He was, in other words, a born leader, one capable of gathering the faithful around him. In Milan, he discovered several young artists whom he judged to have “a futurist temperament”: first, Umberto Boccioni, Carlo Carrà and Luigi Russolo, and then Giacomo Balla, who was older, but the master of the divisionist style, and then Gino Severini. From Milan, Marinetti moved to Paris, where he introduced his new recruits to Alexandre Mercereau, the refined and intellectual manager of the Caméléon Café Littéraire in Montparnasse , a place assiduously frequented by the intelligentsia of the time, including the French symbolists and cubists. Magnetic, larger-than life Marinetti decreed what the new poetry, painting, sculpture, literature and music should be like, issuing a series manifestos intended to reach the widest possible audience, which is why he got in touch with Mercereau.

That was how – with a long stream of manifestos – the author theorized and announced the birth of Futurism.
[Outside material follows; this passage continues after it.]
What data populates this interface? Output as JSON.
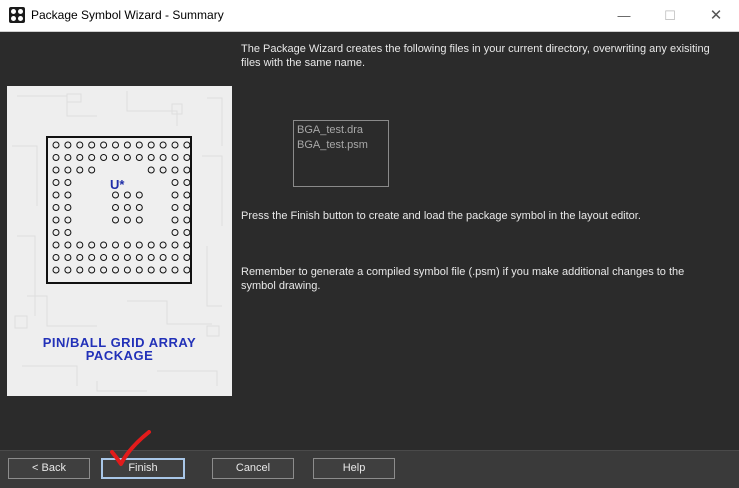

The first of these proclamations was the Futurist Manifesto, which set out the 11 points of the new aesthetic programme. It was the lead item in the 50th issue of the French literary review “Le Figaro”, on 20 February 1909. Underscoring its importance, the text was spread over the first two columns of the page, immediately below the list of contents. Almost at the same time as the Paris launch, “Poesia” published a summary of Futurism’s 11 articles of faith signed by Boccioni, Russolo, Balla, Carrà and Severini. It closed with the words: “It is from Italy that we cast before the world this, our manifesto of overwhelming and incendiary violence”. The words were prophetic because that was the day when Marinetti started to become internationally famous. A perfect chronicler of his time, he kept his “brother” Mercereau fully informed about the “violent and untiring activities of the Futurism Movement” on behalf of the interventionist campaign (including large, violent demonstrations in Rome and Milan, over 100 lectures and marches against the neutralists), with the aim of “pushing the Italian Government into war with Austria”. He was arrested twice, in Rome and in Milan, where he ended up in San Vittore jail with Mussolini, as he reported in a letter dated 8 March 1915: “We are the only people in Italy to have received such treatment, which demonstrates the violence of our movement.” Forever enthusiastic about progress and everything modern, he attacked history, the past and tradition in every form and shape. He also railed against neutrality and glorified war in an abstract and idealistic manner. Also warlike were his efforts to convince reactionaries, traditionalists and academics that the only possible art form was the one that was in tune with the time, i.e. Futurist art. With Mercereau’s help he managed to organize the first Futurist exhibitions as well as some Futurist soirées in France and abroad. In fact, Futurism became unexpectedly successful. The country that proved most fertile and receptive was Russia. And that too was thanks in part to Alexandre Mercereau, who, as President of the Societé Universelles des Grandes Conférences, often organized exchanges and exhibitions. Not even Belgium escaped the lure of Futurism: “This evening will remain unforgettable because all the artists present understood the courage shown by the young Italian painter in overcoming the modesty and reserve which all sincere artists must conquer in order to explain their own, unappreciated works,” wrote the Belgian journalist Ray Nyst in “La Belgique artistique et littéraire”, in an article entitled “Futurist painting in Belgium”. His piece closed with: “…words fail one, as they do before the infinite sea, the song of the wind, the call of the horizon. It makes one think, seek, glimpse, and all of that is immense”. Those wonderful, complex years have been recreated through the lot of unpublished Futurist correspondence offered by Wallector today.